Abu Dhabi hospital hosts series of lectures marking Child Abuse Prevention Month
Abu Dhabi, 22 April 2013: Protecting children and recognising the signs of child abuse were the topics under discussion at a series of lectures held at Sheikh Khalifa Medical City (SKMC) yesterday. The seminars, which were attended by health workers and others with a professional interest in children's welfare, formed part of the Abu Dhabi hospital's activities around Child Abuse Prevention Month, which is marked by the institution every April.

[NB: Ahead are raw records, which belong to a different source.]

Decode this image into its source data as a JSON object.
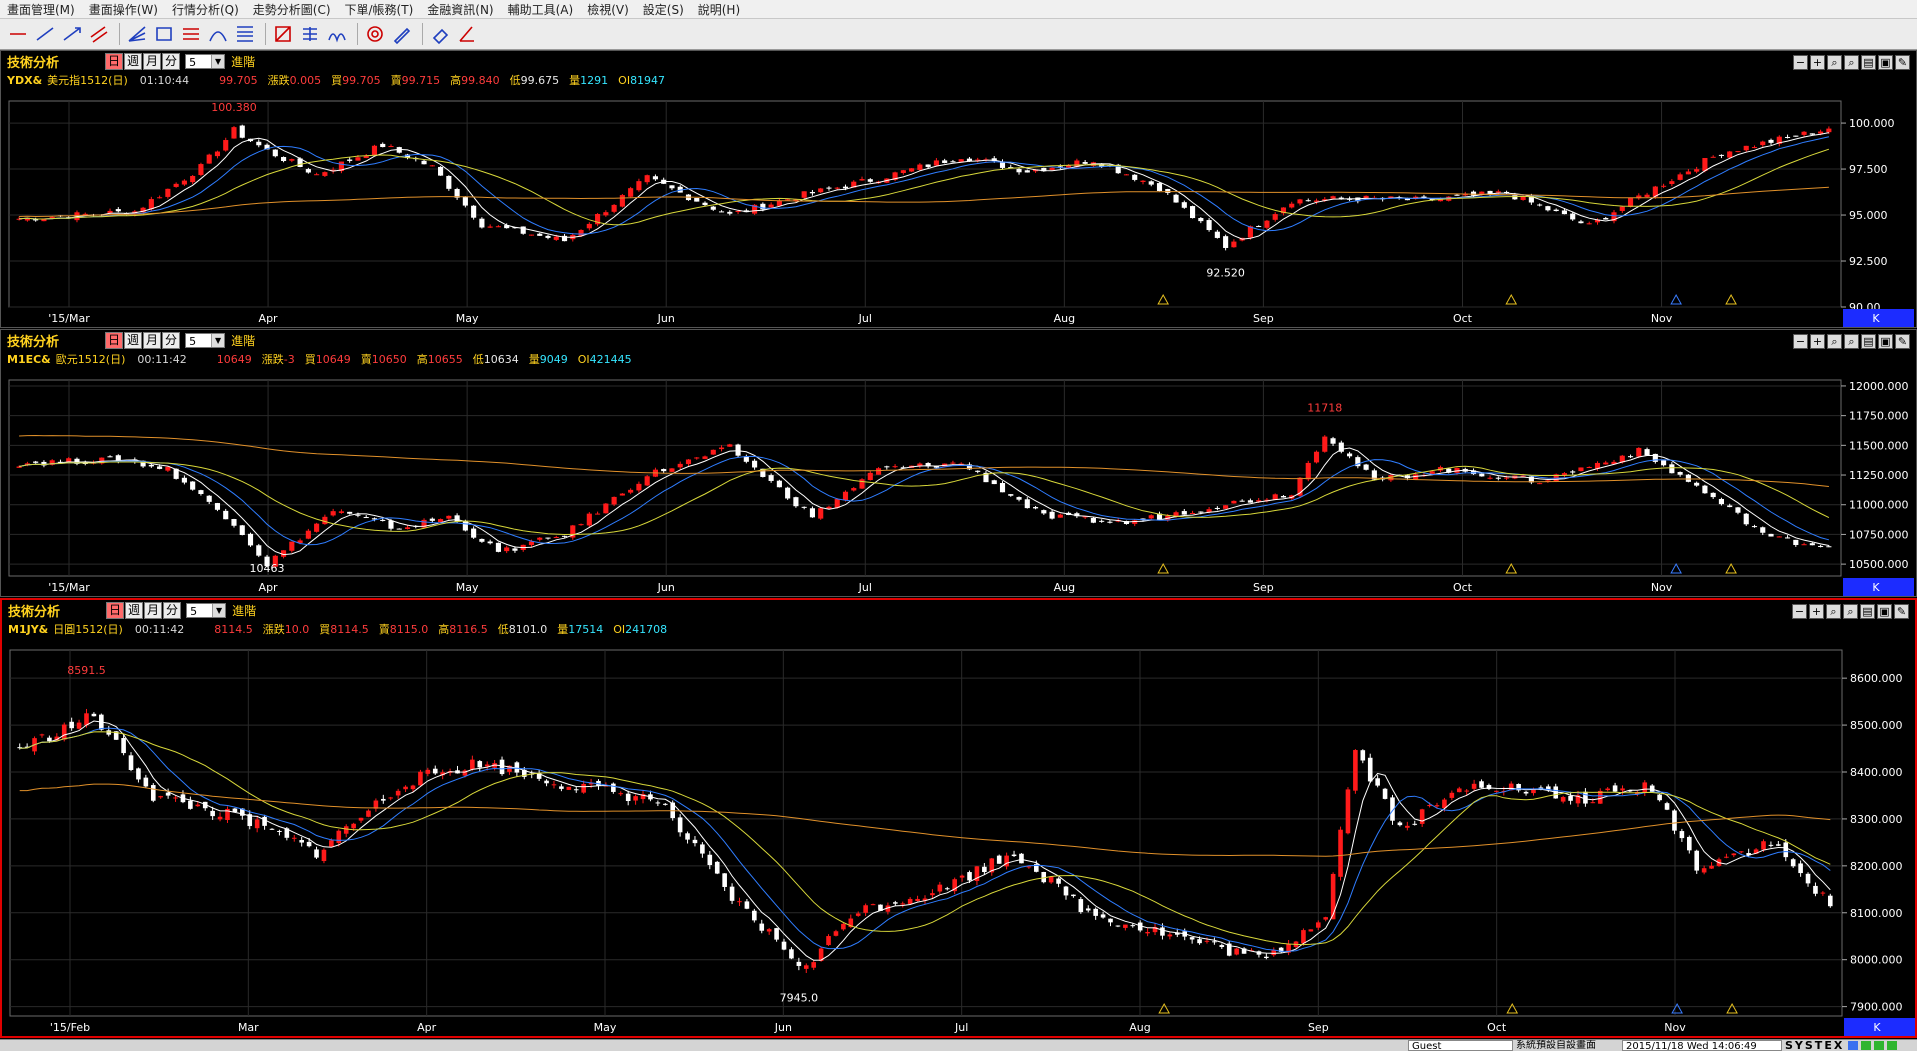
{
  "menu": [
    "畫面管理(M)",
    "畫面操作(W)",
    "行情分析(Q)",
    "走勢分析圖(C)",
    "下單/帳務(T)",
    "金融資訊(N)",
    "輔助工具(A)",
    "檢視(V)",
    "設定(S)",
    "說明(H)"
  ],
  "toolbar_icons": [
    "trendline-icon",
    "line-icon",
    "ray-icon",
    "channel-icon",
    "fib-fan-icon",
    "rect-icon",
    "parallel-icon",
    "arc-icon",
    "fib-retracement-icon",
    "gann-icon",
    "percent-icon",
    "cycle-icon",
    "spiral-icon",
    "pencil-icon",
    "erase-icon",
    "angle-icon"
  ],
  "window_buttons": [
    "−",
    "+",
    "⌕",
    "⌕",
    "▤",
    "▣",
    "✎"
  ],
  "panels": [
    {
      "title": "技術分析",
      "periods": [
        "日",
        "週",
        "月",
        "分"
      ],
      "period_value": "5",
      "adv_label": "進階",
      "k_label": "K",
      "quote": {
        "symbol": "YDX&",
        "name": "美元指1512(日)",
        "time": "01:10:44",
        "price": "99.705",
        "change_label": "漲跌",
        "change": "0.005",
        "bid_label": "買",
        "bid": "99.705",
        "ask_label": "賣",
        "ask": "99.715",
        "high_label": "高",
        "high": "99.840",
        "low_label": "低",
        "low": "99.675",
        "vol_label": "量",
        "vol": "1291",
        "oi_label": "OI",
        "oi": "81947"
      },
      "chart_data": {
        "type": "candlestick",
        "x_labels": [
          "'15/Mar",
          "Apr",
          "May",
          "Jun",
          "Jul",
          "Aug",
          "Sep",
          "Oct",
          "Nov"
        ],
        "yticks": [
          "100.000",
          "97.500",
          "95.000",
          "92.500",
          "90.00"
        ],
        "ylim": [
          90.0,
          101.2
        ],
        "annotations": [
          {
            "text": "100.380",
            "value": 100.38
          },
          {
            "text": "92.520",
            "value": 92.52
          }
        ],
        "anchors": [
          [
            0,
            94.8
          ],
          [
            14,
            95.2
          ],
          [
            22,
            97.6
          ],
          [
            26,
            99.6
          ],
          [
            30,
            98.5
          ],
          [
            36,
            97.2
          ],
          [
            44,
            98.8
          ],
          [
            50,
            97.6
          ],
          [
            56,
            94.5
          ],
          [
            66,
            93.6
          ],
          [
            76,
            97.0
          ],
          [
            86,
            95.0
          ],
          [
            94,
            96.0
          ],
          [
            104,
            97.0
          ],
          [
            114,
            98.2
          ],
          [
            122,
            97.4
          ],
          [
            130,
            98.0
          ],
          [
            138,
            96.5
          ],
          [
            146,
            93.3
          ],
          [
            154,
            95.8
          ],
          [
            162,
            95.9
          ],
          [
            170,
            95.8
          ],
          [
            180,
            96.2
          ],
          [
            190,
            94.4
          ],
          [
            196,
            96.0
          ],
          [
            206,
            98.4
          ],
          [
            214,
            99.2
          ],
          [
            219,
            99.7
          ]
        ],
        "ma_tail": [
          95.0,
          96.4
        ]
      }
    },
    {
      "title": "技術分析",
      "periods": [
        "日",
        "週",
        "月",
        "分"
      ],
      "period_value": "5",
      "adv_label": "進階",
      "k_label": "K",
      "quote": {
        "symbol": "M1EC&",
        "name": "歐元1512(日)",
        "time": "00:11:42",
        "price": "10649",
        "change_label": "漲跌",
        "change": "-3",
        "bid_label": "買",
        "bid": "10649",
        "ask_label": "賣",
        "ask": "10650",
        "high_label": "高",
        "high": "10655",
        "low_label": "低",
        "low": "10634",
        "vol_label": "量",
        "vol": "9049",
        "oi_label": "OI",
        "oi": "421445"
      },
      "chart_data": {
        "type": "candlestick",
        "x_labels": [
          "'15/Mar",
          "Apr",
          "May",
          "Jun",
          "Jul",
          "Aug",
          "Sep",
          "Oct",
          "Nov"
        ],
        "yticks": [
          "12000.000",
          "11750.000",
          "11500.000",
          "11250.000",
          "11000.000",
          "10750.000",
          "10500.000"
        ],
        "ylim": [
          10400,
          12050
        ],
        "annotations": [
          {
            "text": "11718",
            "value": 11718
          },
          {
            "text": "10463",
            "value": 10463
          }
        ],
        "anchors": [
          [
            0,
            11350
          ],
          [
            12,
            11380
          ],
          [
            18,
            11300
          ],
          [
            26,
            10850
          ],
          [
            30,
            10500
          ],
          [
            38,
            10950
          ],
          [
            46,
            10800
          ],
          [
            52,
            10900
          ],
          [
            58,
            10600
          ],
          [
            66,
            10750
          ],
          [
            76,
            11250
          ],
          [
            86,
            11480
          ],
          [
            96,
            10900
          ],
          [
            104,
            11300
          ],
          [
            114,
            11350
          ],
          [
            124,
            10900
          ],
          [
            134,
            10850
          ],
          [
            144,
            10980
          ],
          [
            154,
            11100
          ],
          [
            158,
            11600
          ],
          [
            164,
            11200
          ],
          [
            172,
            11300
          ],
          [
            184,
            11200
          ],
          [
            196,
            11450
          ],
          [
            202,
            11200
          ],
          [
            212,
            10720
          ],
          [
            219,
            10649
          ]
        ],
        "ma_tail": [
          11750,
          11150
        ]
      }
    },
    {
      "title": "技術分析",
      "periods": [
        "日",
        "週",
        "月",
        "分"
      ],
      "period_value": "5",
      "adv_label": "進階",
      "k_label": "K",
      "quote": {
        "symbol": "M1JY&",
        "name": "日圓1512(日)",
        "time": "00:11:42",
        "price": "8114.5",
        "change_label": "漲跌",
        "change": "10.0",
        "bid_label": "買",
        "bid": "8114.5",
        "ask_label": "賣",
        "ask": "8115.0",
        "high_label": "高",
        "high": "8116.5",
        "low_label": "低",
        "low": "8101.0",
        "vol_label": "量",
        "vol": "17514",
        "oi_label": "OI",
        "oi": "241708"
      },
      "chart_data": {
        "type": "candlestick",
        "x_labels": [
          "'15/Feb",
          "Mar",
          "Apr",
          "May",
          "Jun",
          "Jul",
          "Aug",
          "Sep",
          "Oct",
          "Nov"
        ],
        "yticks": [
          "8600.000",
          "8500.000",
          "8400.000",
          "8300.000",
          "8200.000",
          "8100.000",
          "8000.000",
          "7900.000"
        ],
        "ylim": [
          7880,
          8660
        ],
        "annotations": [
          {
            "text": "8591.5",
            "value": 8591.5
          },
          {
            "text": "7945.0",
            "value": 7945.0
          }
        ],
        "anchors": [
          [
            0,
            8450
          ],
          [
            10,
            8520
          ],
          [
            18,
            8350
          ],
          [
            30,
            8300
          ],
          [
            40,
            8230
          ],
          [
            52,
            8380
          ],
          [
            62,
            8420
          ],
          [
            72,
            8380
          ],
          [
            86,
            8340
          ],
          [
            96,
            8130
          ],
          [
            106,
            7980
          ],
          [
            112,
            8100
          ],
          [
            124,
            8150
          ],
          [
            134,
            8230
          ],
          [
            144,
            8100
          ],
          [
            156,
            8050
          ],
          [
            168,
            8000
          ],
          [
            176,
            8100
          ],
          [
            180,
            8450
          ],
          [
            186,
            8280
          ],
          [
            196,
            8380
          ],
          [
            210,
            8340
          ],
          [
            220,
            8370
          ],
          [
            226,
            8200
          ],
          [
            236,
            8250
          ],
          [
            244,
            8114
          ]
        ],
        "ma_tail": [
          8300,
          8300
        ]
      }
    }
  ],
  "status": {
    "user": "Guest",
    "layout": "系統預設自設畫面",
    "datetime": "2015/11/18 Wed 14:06:49",
    "brand": "SYSTEX"
  },
  "colors": {
    "up": "#ff1a1a",
    "down": "#ffffff",
    "ma5": "#ffffff",
    "ma10": "#2f7dff",
    "ma20": "#d7d73a",
    "ma60": "#e0902a",
    "grid": "#303030",
    "accent": "#ffd21f"
  }
}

Among the issues addressed during the talks were how the concepts of child abuse were being redefined, with psychological bullying and emotional neglect posing as much of an issue as actual physical assaults. The speakers identified how these ‘silent' forms of abuse could have serious consequences in later life, leading to dysfunctional relationships and substance abuse problems.
“Whatever form it takes, abuse during a person's formative years can have tremendous impact on their health and social lives as adults. It can lead to difficulties with victims making and sustaining relationships and has been linked to an increased likelihood of substance misuse,” said Dr. Yasser Nakhlawi – Chairman of The Pediatric Institute at SKMC at SKMC. “Designating the month of April as Child Abuse Prevention Month gives us the chance to heighten people's awareness of this condition and allows us to take steps to eradicate it from our communities,” she added.
The lectures sought to dispel many of the myths around child abuse, with the aim of better preparing those whose work involves them coming into contact with children and young people. The concept that only ‘bad' mothers and fathers abuse their children were discounted, as many parents, it was said, struggle with mental health and psychological issues of their own. The notion that abuse only happens in poor families or economically deprived neighbourhoods was also discredited, with attendees hearing that the phenomenon crosses all racial, economic, and cultural lines.
Another of the myths exploded during the sessions was that abused children always become abusers themselves, with many adult survivors of child abuse having a strong motivation to protect their children against what they went through. However, Dr. Yasser Nakhlawi – Chairman of The Pediatric Institute at SKMC cautioned that the statistics did show that that abused children were more likely to repeat the cycle as adults, unconsciously playing out what they experienced as children.
“In many cases, it has been shown that the behaviour is a learned activity that is repeated, with the victim becoming a perpetrator themselves. This perpetuates the abuse through the generations and it becomes a never-ending cycle,” said Dr. Yasser Nakhlawi – Chairman of The Pediatric Institute at SKMC. “A major part of the lectures at SKMC focused on the signs and symptoms of child abuse in order to create a better awareness and impart the necessary observational skills to break this cycle,” she added.
SKMC's lecture program was concluded with a discussion acknowledging that the issue of child abuse was becoming a lot more open in the region and is now a topic that is no longer being swept under the carpet. It was agreed that this new-found openness was the best weapon in reducing its incidence. SKMC is continuing its Child Abuse Prevention Month activities up until the beginning of March and posting notices throughout its buildings explaining how patients, staff and visitors can do their part to help keep children safe and eradicate the scourge of child abuse from the community.